Janissaries were *never* ethnic Turks!  So many Slavs were in the European Orta (regiments) that many orta spoke a Slavic patois back in the barracks, although all military commands were Turkish.

One of the things that pulled the Ottoman empire apart was a late attempt by the "young turks" to impose the Turkish language on their Arab, Greek and other subjects - the ottomans were happy to be multicultural.

We have a few Turkish-American members and we welcome more.

Are you a Muslim?  Our Janissary characters are Sunni Muslim.  No Muslim was allowed to be a Janissary until just after our period - instead young Christians (or Jews or Zoroastrians or others) captured or drafted were admitted as trainees (and slaves of the Sultan), where they Maud.jpg (257011 bytes) converted to the Muslim faith and were circumcised.  (The Janissary circumcision ritual was a big annual festival).

To be a Muslim you must make a profession of faith: there is no God but God and Mohammad is his messenger. The other pillars of the faith are somewhat optional: alms, pilgrimage, 5-daily prayers, fasting during Ramadan.  as converts we would make much of the inclusion of the Bible as a holy book, recognition of Jesus as a Prophet, etc.; we would have been presented Koranic teaching as an addition and "perfection" of our family's faith, not as a replacement. One man who (in the late 1500s)

moved back to Serbia after a career as a Janissary claimed that he and some of his fellows did not entirely give up their Christian faith (in secret) but that they had little problem with acting the role - that they admired much of the Islamic tradition (and despised some of it, according to him). Most were enthusiastic converts.  The Janissaries on and off had a reputation for being bad Muslims in the sense of drinking wine and whatnot, but they would have observed all the rituals to a T.

What does it mean to be "slave of the sultan" ?  we are literally slaves, but well educated and well treated slaves. So much so that some families want to give over their children to be Janissaries.  But, Our master has life and death power over us with no recourse to appeal. Our children, being Muslims from birth, are not slaves, but when we die all our property belongs to the sultan. Many Ottoman scholars of the 16th -17th C. argued that the institution was illegal under Islamic law, but that did not stop it.

Modern 19-21th C . Politics are not within our character's knowledge!

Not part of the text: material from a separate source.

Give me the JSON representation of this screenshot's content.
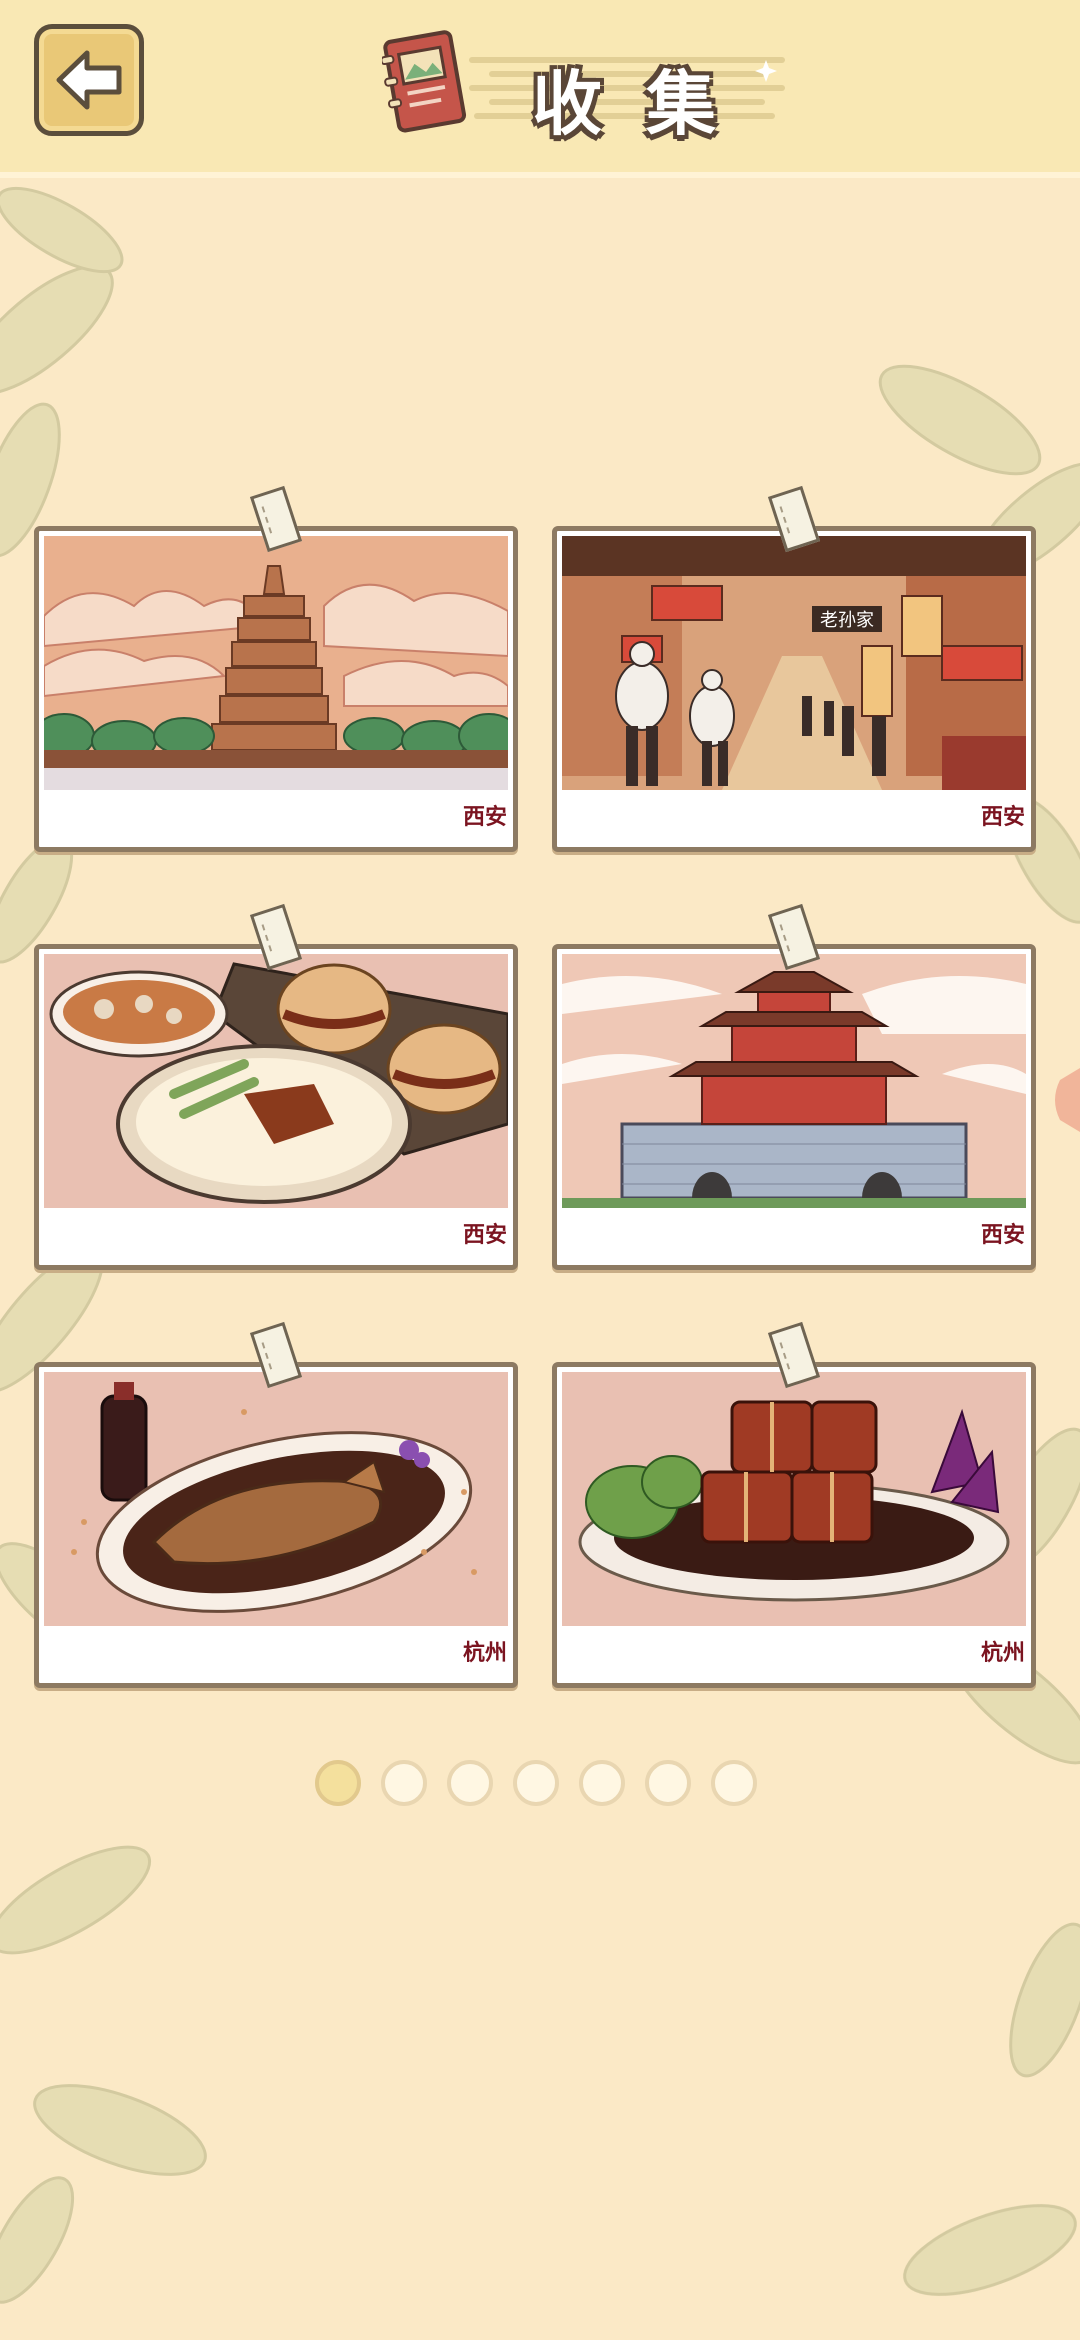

We do know The Armenians were a valued Christian minority that was more or less tolerated within the empire during the 1600s. Armenians were also famous traders and craftsmen - so much so that any

community of craftsmen were sometimes called Armenians, whatever their actual ethnicity.

Also essential traders and craftsmen.


An essential core of the Ottoman Empire; Christian and non-Christian.
Turkish culture borrowed heavily from the Greeks.  The Janissary costume is essentially an evolved Greek Byzantine costume.  The fez hat is a Greek not Turkish or Moroccan fashion contribution.  The Kargoz
puppet play tradition is almost identical in both cultures. Etc.

More to come.